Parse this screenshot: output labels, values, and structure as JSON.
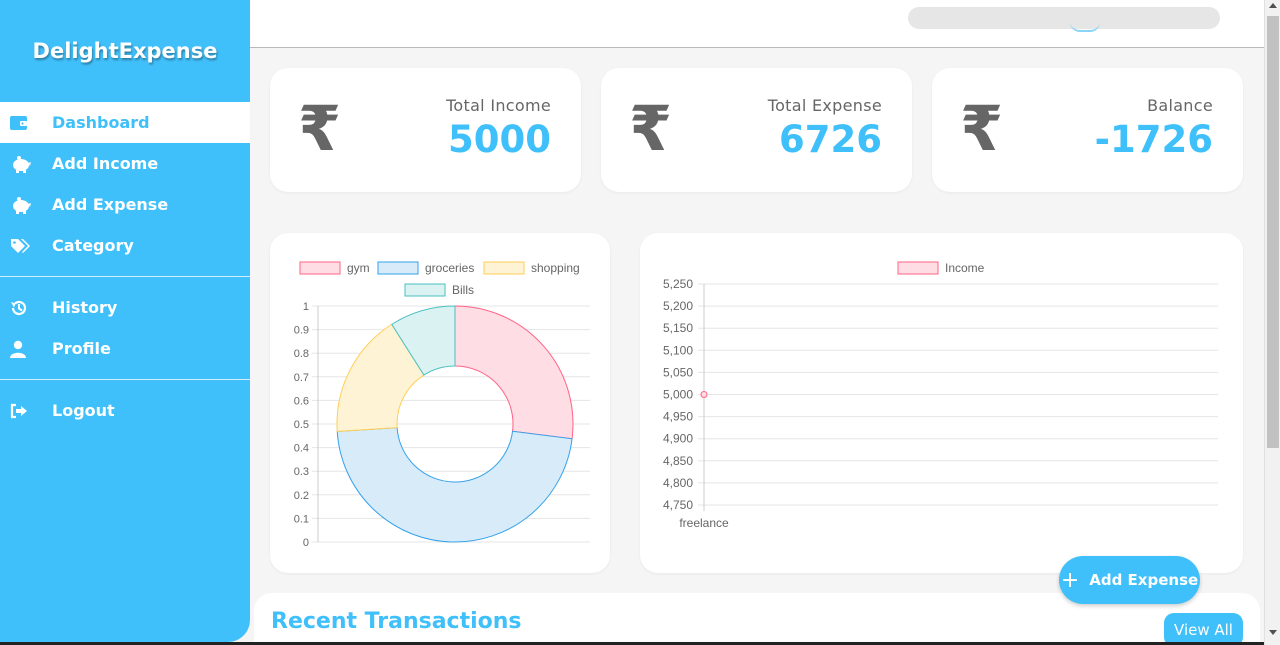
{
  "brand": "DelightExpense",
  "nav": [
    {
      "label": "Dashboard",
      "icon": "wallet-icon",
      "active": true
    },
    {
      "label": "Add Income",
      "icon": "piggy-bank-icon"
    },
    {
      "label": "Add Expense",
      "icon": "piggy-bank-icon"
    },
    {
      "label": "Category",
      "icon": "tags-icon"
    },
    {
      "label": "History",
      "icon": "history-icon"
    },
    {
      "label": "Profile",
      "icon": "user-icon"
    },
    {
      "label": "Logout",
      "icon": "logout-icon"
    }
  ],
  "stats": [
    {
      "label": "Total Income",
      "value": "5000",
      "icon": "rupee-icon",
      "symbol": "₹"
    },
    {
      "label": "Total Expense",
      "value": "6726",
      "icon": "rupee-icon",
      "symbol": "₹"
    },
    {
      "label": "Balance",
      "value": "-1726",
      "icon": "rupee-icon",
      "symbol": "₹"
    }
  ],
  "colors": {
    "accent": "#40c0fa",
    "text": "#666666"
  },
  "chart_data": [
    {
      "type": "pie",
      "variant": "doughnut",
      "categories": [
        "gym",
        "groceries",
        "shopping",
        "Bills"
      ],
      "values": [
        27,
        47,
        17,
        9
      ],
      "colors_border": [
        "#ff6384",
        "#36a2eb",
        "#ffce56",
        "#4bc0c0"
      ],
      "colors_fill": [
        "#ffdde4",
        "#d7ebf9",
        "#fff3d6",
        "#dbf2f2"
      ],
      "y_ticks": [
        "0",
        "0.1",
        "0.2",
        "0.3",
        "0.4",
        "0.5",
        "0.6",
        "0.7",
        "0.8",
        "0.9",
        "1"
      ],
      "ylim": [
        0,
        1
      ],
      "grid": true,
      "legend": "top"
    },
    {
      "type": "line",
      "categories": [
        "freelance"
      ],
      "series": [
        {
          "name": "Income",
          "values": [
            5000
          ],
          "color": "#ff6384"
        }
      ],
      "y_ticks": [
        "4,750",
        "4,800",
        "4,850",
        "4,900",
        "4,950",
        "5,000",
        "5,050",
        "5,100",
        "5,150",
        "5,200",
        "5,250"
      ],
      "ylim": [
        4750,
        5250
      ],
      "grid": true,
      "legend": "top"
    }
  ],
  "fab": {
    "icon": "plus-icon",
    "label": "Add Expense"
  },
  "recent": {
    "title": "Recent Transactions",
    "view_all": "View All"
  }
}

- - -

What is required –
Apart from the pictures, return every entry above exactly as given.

Result of this exercise –
Parse this screenshot: output labels, values, and structure as JSON.
{
  "brand": "DelightExpense",
  "nav": [
    {
      "label": "Dashboard",
      "icon": "wallet-icon",
      "active": true
    },
    {
      "label": "Add Income",
      "icon": "piggy-bank-icon"
    },
    {
      "label": "Add Expense",
      "icon": "piggy-bank-icon"
    },
    {
      "label": "Category",
      "icon": "tags-icon"
    },
    {
      "label": "History",
      "icon": "history-icon"
    },
    {
      "label": "Profile",
      "icon": "user-icon"
    },
    {
      "label": "Logout",
      "icon": "logout-icon"
    }
  ],
  "stats": [
    {
      "label": "Total Income",
      "value": "5000",
      "icon": "rupee-icon",
      "symbol": "₹"
    },
    {
      "label": "Total Expense",
      "value": "6726",
      "icon": "rupee-icon",
      "symbol": "₹"
    },
    {
      "label": "Balance",
      "value": "-1726",
      "icon": "rupee-icon",
      "symbol": "₹"
    }
  ],
  "colors": {
    "accent": "#40c0fa",
    "text": "#666666"
  },
  "chart_data": [
    {
      "type": "pie",
      "variant": "doughnut",
      "categories": [
        "gym",
        "groceries",
        "shopping",
        "Bills"
      ],
      "values": [
        27,
        47,
        17,
        9
      ],
      "colors_border": [
        "#ff6384",
        "#36a2eb",
        "#ffce56",
        "#4bc0c0"
      ],
      "colors_fill": [
        "#ffdde4",
        "#d7ebf9",
        "#fff3d6",
        "#dbf2f2"
      ],
      "y_ticks": [
        "0",
        "0.1",
        "0.2",
        "0.3",
        "0.4",
        "0.5",
        "0.6",
        "0.7",
        "0.8",
        "0.9",
        "1"
      ],
      "ylim": [
        0,
        1
      ],
      "grid": true,
      "legend": "top"
    },
    {
      "type": "line",
      "categories": [
        "freelance"
      ],
      "series": [
        {
          "name": "Income",
          "values": [
            5000
          ],
          "color": "#ff6384"
        }
      ],
      "y_ticks": [
        "4,750",
        "4,800",
        "4,850",
        "4,900",
        "4,950",
        "5,000",
        "5,050",
        "5,100",
        "5,150",
        "5,200",
        "5,250"
      ],
      "ylim": [
        4750,
        5250
      ],
      "grid": true,
      "legend": "top"
    }
  ],
  "fab": {
    "icon": "plus-icon",
    "label": "Add Expense"
  },
  "recent": {
    "title": "Recent Transactions",
    "view_all": "View All"
  }
}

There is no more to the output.